Josh Gillam’s review published on Letterboxd:
Former FBI profiler Will Graham (William Petersen) comes out of retirement to catch an elusive serial killer, reluctantly enlisting the help of old enemy Dr Hannibal Lecktor (Brian Cox), in Michael Mann’s neo-noir psychological horror crime thriller with Dennis Farina, Kim Greist, Tom Noonan and Joan Allen.
There’s something incredibly haunting about the steady, methodical way this plays out; it’s almost as if the film, much like its troubled protagonist, has witnessed these sorts of horrors before and will time and again, this sense of inevitably making for a strikingly unsettling experience.
I absolutely believe Petersen as this burnt-out profiler, convincingly playing someone who gets too deeply involved in cases for his own mental well-being, with the star conveying that core empathy along with a fascination/ repulsion dynamic that both males the character’s journey gripping and anchors this dark tale.
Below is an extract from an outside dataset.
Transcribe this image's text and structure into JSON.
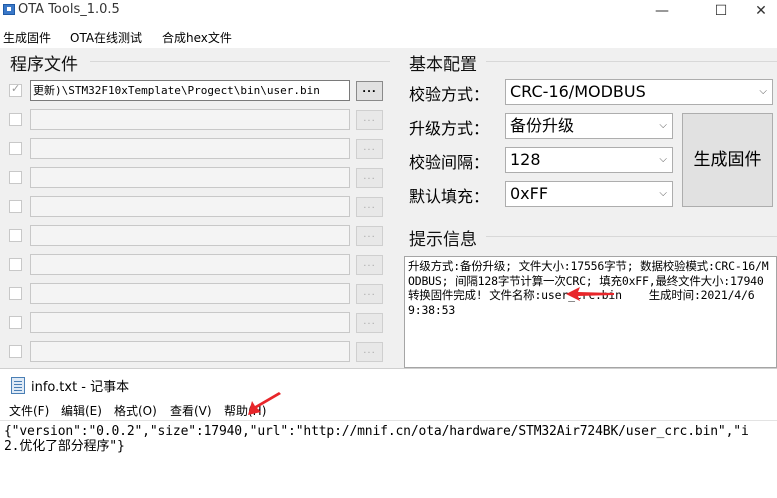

He’s probably the best part of the entire film, bringing this (often fragile) warmth and sense of human connection that’s not always present elsewhere, as I found the film itself a bit too clinical to ever get completely invested in it.
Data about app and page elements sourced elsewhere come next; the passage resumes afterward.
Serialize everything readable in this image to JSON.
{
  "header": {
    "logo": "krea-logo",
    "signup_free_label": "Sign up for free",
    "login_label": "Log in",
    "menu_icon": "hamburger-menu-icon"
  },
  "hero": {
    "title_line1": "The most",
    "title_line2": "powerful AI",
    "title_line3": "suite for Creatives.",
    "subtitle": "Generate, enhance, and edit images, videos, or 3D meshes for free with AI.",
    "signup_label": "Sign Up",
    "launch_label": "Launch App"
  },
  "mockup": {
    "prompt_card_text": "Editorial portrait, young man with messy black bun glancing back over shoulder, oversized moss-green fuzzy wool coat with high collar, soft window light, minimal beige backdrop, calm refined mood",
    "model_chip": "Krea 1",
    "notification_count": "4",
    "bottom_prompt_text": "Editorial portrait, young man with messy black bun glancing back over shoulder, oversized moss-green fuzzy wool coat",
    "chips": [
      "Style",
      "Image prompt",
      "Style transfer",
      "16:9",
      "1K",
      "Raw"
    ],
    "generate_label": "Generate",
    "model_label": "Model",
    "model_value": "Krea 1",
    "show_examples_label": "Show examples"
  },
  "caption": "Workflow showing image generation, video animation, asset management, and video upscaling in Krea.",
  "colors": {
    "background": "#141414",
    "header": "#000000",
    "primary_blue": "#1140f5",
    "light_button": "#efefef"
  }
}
Even though it all focuses around a man who is supposed to get too far into the thoughts of the killers he’s tracking, Francis Dollarhyde remains a frustratingly surface level antagonist; any dragon symbolism was cut out, along with presumably a lot of his deeper motivation for the killings, so once the character is properly introduced about two thirds of the way in the film is never quite able to flesh him out into a completely believable or interesting character in his own right, which is unfortunately also true for most of the other supporting roles as well.
Noonan does make up for that with his endlessly chilling performance, however, staying in character throughout the shoot in a way that apparently unnerved people on set, and he brings a level of disturbed intensity here that (mostly) helps to add something extra to a fairly one dimensional villain. Cox is only given a couple of scenes in a supporting turn soon to be immortalised by Anthony Hopkins just a few years later, but I actually thought the former’s comparatively restrained, suavely sinister take on the character felt a lot more believable (if less iconic).
I liked the slow burn approach Mann takes in telling this story, which takes its time to set each piece of the puzzle into place, but this style did feel too static for my taste; segments like the family’s move into hiding or Dollarhyde’s pursuit of a co-worker stop the plot in its tracks, ultimately not really adding all that much in the long run.
It must be quite difficult to translate the sort of internal profiling work Graham does to the screen, but I don’t think Mann quite manages to pull it off, leading to lots of dry investigation scenes that never probe into the troubled character’s mind nearly enough, instead taking a more rote procedural approach that downplays this psychological side and is much less interesting for it.
The director had not long come off of running Miami Vice, and brings his distinctive neon-tinged style to the project, but this aesthetic doesn’t really fit the dark story that’s being told, with the heavy synth-focused soundtrack adding to the feeling that this is like some brooding 70s thriller that’s been trapped in a gaudy 80s package.
Nevertheless, there’s a real precision to the way it all unfolds that does pay off by the end, with everything that happens in that last confrontation once ‘In-A-Gadda-Da-Vida’ kicks in reaching that perfect mix of unnerving and engrossing.
Manhunter is incredibly well made, but there’s a a detached quality to it that feels more than a little underwhelming. I think the film struggles to juggle Thomas Harris’ internalised approach when adapted to Mann’s more externalised sensibility, with these competing authorial voices ultimately leaving the final product a bit muddled personality-wise, but it’s the moments where this cooly observed perspective fully meshes with the director’s inventive imagery that it really soars, making for some unforgettable snatches of brilliance in what amounts to a bit of an inconsistent whole.